This blogger’s take on the Civil War was limited (at least the angle of her article) to the issue of slavery. Ridding America of “the blot of slavery” was the face put on the declaration of war, but I’ve read a few historians who suggest other factors, too. Northerners may have opposed the idea of slavery but breaking the economic advantage of the prosperous South may have colored the picture as much as the issue of black and white, according to some analysts.
Southerners had accustomed themselves to the idea and practice of slavery, but when the Union army swept down on them, Southerners were fighting as much for their economic and physical survival. I’m not sure how much, if any, negotiation took place before hand, or whether the North simply issued an ultimatum Southern leaders rejected. But, as is usually the case in conflicts, the guys at the top make the decisions and the average Joe & Johnny have to pay the price.
Union General Sheridan, regarding the state of Virginia as the breadbasket of the South, was quoted as saying his army was going to strip Virginia so thoroughly that if a crow flew over it would have to bring its own lunch.
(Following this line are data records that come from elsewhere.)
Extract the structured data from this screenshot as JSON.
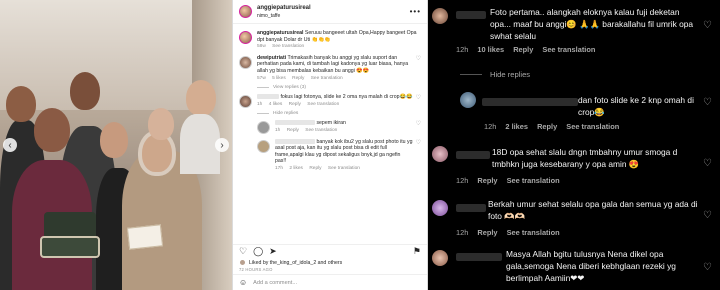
{
  "post": {
    "username": "anggiepaturusireal",
    "location": "nimo_taffe",
    "more_icon": "more-horizontal-icon",
    "comments": [
      {
        "user": "anggiepaturusireal",
        "text": "Seruuu bangeeet ultah Opa,Happy bangeet Opa dpt banyak Dolar dr Uti 👏👏👏",
        "meta": [
          "58w",
          "See translation"
        ]
      },
      {
        "user": "dewiputriati",
        "text": "Trimakasih banyak bu anggi yg slalu suport dan perhatian pada kami, di tambah lagi kadonya yg luar biasa, hanya allah yg bisa membalas kebaikan bu anggi 😍😍",
        "meta": [
          "57w",
          "5 likes",
          "Reply",
          "See translation"
        ],
        "view_replies": "View replies (3)"
      },
      {
        "user": "",
        "text": "fokus lagi fotonya, slide ke 2 oma nya malah di crop😂😂",
        "meta": [
          "1h",
          "4 likes",
          "Reply",
          "See translation"
        ],
        "hide_replies": "Hide replies",
        "replies": [
          {
            "user": "",
            "text": "sepem ikiran",
            "meta": [
              "1h",
              "Reply",
              "See translation"
            ]
          },
          {
            "user": "",
            "text": "banyak kok ibu2 yg slalu post photo itu yg asal post aja, kan itu yg slalu post bisa di edit full frame,apalgi klau yg dipost sekaligus bnyk,jd ga ngefin pas!!",
            "meta": [
              "17h",
              "2 likes",
              "Reply",
              "See translation"
            ]
          }
        ]
      }
    ],
    "likes_text": "Liked by the_king_of_idola_2 and others",
    "time_ago": "72 HOURS AGO",
    "add_comment_placeholder": "Add a comment..."
  },
  "dark_comments": [
    {
      "text": "Foto pertama.. alangkah eloknya kalau fuji deketan opa... maaf bu anggi😊 🙏🙏 barakallahu fil umrik opa swhat selalu",
      "time": "12h",
      "likes": "10 likes",
      "reply": "Reply",
      "translate": "See translation"
    },
    {
      "hide": "Hide replies"
    },
    {
      "text": "dan foto slide ke 2 knp omah di crop😂",
      "time": "12h",
      "likes": "2 likes",
      "reply": "Reply",
      "translate": "See translation"
    },
    {
      "text": "18D opa sehat slalu dngn tmbahny umur smoga d tmbhkn juga kesebarany y opa amin 😍",
      "time": "12h",
      "reply": "Reply",
      "translate": "See translation"
    },
    {
      "text": "Berkah umur sehat selalu opa gala dan semua yg ada di foto 🫶🏻🫶🏻",
      "time": "12h",
      "reply": "Reply",
      "translate": "See translation"
    },
    {
      "text": "Masya Allah bgitu tulusnya Nena dikel opa gala,semoga Nena diberi kebhglaan rezeki yg berlimpah Aamiin❤❤",
      "time": "12h",
      "reply": "Reply",
      "translate": "See translation"
    }
  ],
  "colors": {
    "dark_bg": "#000000",
    "dark_text": "#f5f5f5",
    "muted": "#a8a8a8"
  }
}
If the leader of an opposing army about to unleash his troops on your area or country would make a statement like that, would you be thinking ideology — or would you be desperate to save your home and family? It’s only in looking back that we paint stories in their most popular colours.
One book I read describes the experience of Mennonites in the Shenandoah Valley of Virginia. Believers in peace, not wishing to take sides in this conflict, they saw their farms fall into the hands both armies, their livestock slaughtered, their young men arrested by one or the other side. They were hard-pressed to survive those bleak years.
The Civil War, we know, was a long and bloody conflict. And one thing quickly showed up when it was over: a better life for black folks was never the goal. After crushing the Confederacy, the Union army marched off and left Southern blacks to the mercy of some quite bitter white neighbours. Read the history; it’s not pretty. Black families that moved North soon learned that they’d face as much, if more subtle, discrimination there.
A great book on this topic: The Little Professor of Piney Woods: The story of Professor Laurence Jones, written by Beth Day Romulo, © 1955. It’s incredible what one man can do when he puts his heart into overcoming prejudice with gentleness and making life better for his people. He fought a tough battle against poverty and prejudice — and won.
Thankfully a lot of healing has taken place; I trust a lot more will yet. Unity and equality are worth fighting for, but these battles are best fought in people’s hearts. As Jesus once explained: all our actions, loving or hateful, spring from what we believe and desire in our hearts. Think of Charlie Brown’s “I love mankind; it’s people I can’t stand!” That’s a heart issue.
David, who blogs at Hokku, pointed out in a recent post that some folks are preaching love, acceptance, and tolerance, yet trying so hard to silence those who don’t hold the same opinions as themselves. It takes an honest heart to recognize that “It’s me, oh, Lord, standing in the need of prayer.”
Enough musing. It’s Monday morning and I have work to do.
by Edgar Guest
A book to read, an easy chair,
a garden when the days are fair,
a friend or two life’s path to share.
A game to play, a task to do,
a goal to strive for and pursue,
sweet sleep to last the whole night through.
Such wisdom as will man befit
to sit with learned sage and wit
discussing life and holy writ.
Some judgment as to right and wrong,
the sense to value mirth and song,
with these the humblest man is strong.
With these the humblest man can fine
his path with countless pleasures lined:
contentment, pride, and peace of mind.
From the book Collected Verse of Edgar A. Guest,
©1934 by the Reilly & Lee Co